The following is a guest post from Kat Tretina and Money Under 30
The price of a particular plane ticket will vary wildly depending on the day of the week, the month of the year, and the length of time between purchase and takeoff. Learn why when you buy your plane tickets affects how much it will cost you.
If the spring weather has you dreaming of a beach vacation or a quiet retreat to the mountains, you are probably wondering how on earth you can afford a trip on your already tight budget.
Plane tickets can be a major expense, often costing more than your hotel accommodations and excursions combined. While airline fares can cost you hundreds, you can find great deals and the best rates if you plan ahead.
Follow these tips to get the lowest prices possible on your next trip:
When to Fly
Fly on off days: In general, Tuesdays, Wednesdays, and Saturdays tend to be the least popular days to fly, so tickets are often less expensive. Fridays and Sundays are the most desirable days, so they will be pricier.

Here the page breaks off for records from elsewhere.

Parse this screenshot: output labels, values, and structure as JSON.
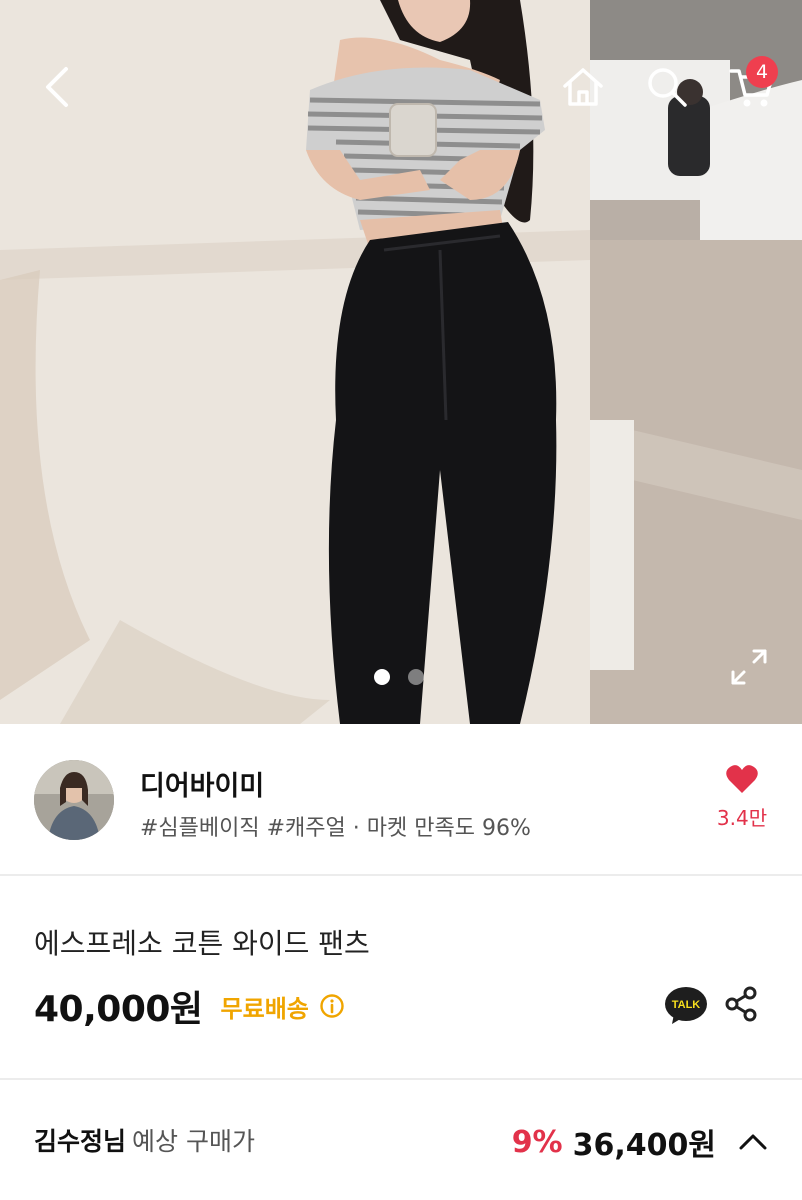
{
  "hero": {
    "cart_count": "4",
    "slide_count": 2,
    "active_slide": 0
  },
  "seller": {
    "name": "디어바이미",
    "tags": "#심플베이직 #캐주얼 · 마켓 만족도 96%",
    "likes": "3.4만"
  },
  "product": {
    "name": "에스프레소 코튼 와이드 팬츠",
    "price": "40,000원",
    "shipping": "무료배송",
    "talk_label": "TALK"
  },
  "purchase": {
    "buyer": "김수정님",
    "label": "예상 구매가",
    "discount": "9%",
    "price": "36,400원"
  },
  "colors": {
    "accent_red": "#e2324a",
    "shipping_gold": "#f0a500",
    "badge_red": "#ef3f4f",
    "kakao_yellow": "#f7df1e"
  }
}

Be flexible: Get the lowest rates by opting for flights other people don’t want. Six a.m. departures, overnight flights, or trips with a layover can get you significant savings.
Stretch your reach: Instead of flying out of the smaller airport near your home, try looking for flights at a central hub that may be further away. Major international airports often have more options and more competitive rates. If you have multiple major airports within a two hours’ drive from you, check out fares from each location. Flights can be hundreds less just one city over.
Don’t be spontaneous: Last minute trips are exciting, but you’ll pay a premium for your spontaneity. If you book a flight less than two weeks in advance, airlines assume you’re a business traveler with a company footing the bill and charge higher rates.
Avoid holidays: Flights around the holidays tend to be the most expensive; the average domestic airfare around Thanksgiving is a staggering $408 while Christmas flights average $485. If you’re planning to travel, try to leave a few days ahead of time to cut your fares down.
When to Buy
Be alert: Set up airline fare alerts with apps like FareCompare—you’ll get text or email notifications letting you know when prices drop or a sale is announced, giving you the opportunity to snag limited deals.
Use tools wisely: AirFareWatchDog provides advice on how to get the lowest rate at your chosen destination, from telling you what airlines have sales to that particular location as well as which carriers charge baggage fees. Kayak’s Hacker tool helps locate one-way flights for every part of your journey that are cheaper than booking a round-trip flight yourself.
Time it right: According to FareCompare, the best time to book your tickets is on Tuesdays, ideally early in the morning. Many airlines launch sales late Monday night, so new fares will be available and other carriers drop their rates to match the competition.
Book early (but not too early): You might think booking in advance will get you the best prices. But that’s not always the case. Prices can fluctuate over time, so a fare bought months in advance might be more expensive than if you waited until closer to your departure date. Last year, a study was done that analyzed over 4 million trips to record the lowest airfares and when the tickets were purchased; they found that booking a flight 47 days in advance was the ideal time to get the lowest rates.
Check your flight: Before buying your tickets, check out how full the flight is. If you’re flying out at an unusual time and there are plenty of seats open, prices may drop to attract more customers.
Shop one at a time: While it will take more time, purchase tickets one at a time, rather than buying your party all at once. If there is a $100 ticket and a $200 ticket and you buy them together, you often will get charged $400 for the pair due to quirks in the system. Buying them separately lets you snag that $100 fare.
Where to Shop
Look around: No matter how loyal you may be, shop around and compare rates. No single airline has the best prices all the time. Spirit might be the cheapest on the way to your destination and Southwest on the way back. Research multiple airlines for every leg of your trip to save money.
Check around: Besides looking up rates with the airline directly, also view sites like Kayak or Priceline. They sometimes can find deals you wouldn’t otherwise find on your own. Airlines are always competing for customers, so you do have some power and options when choosing how and when to travel. Prepare in advance and do some comparison shopping and you’ll get the best rates (and may even be able to extend your vacation!).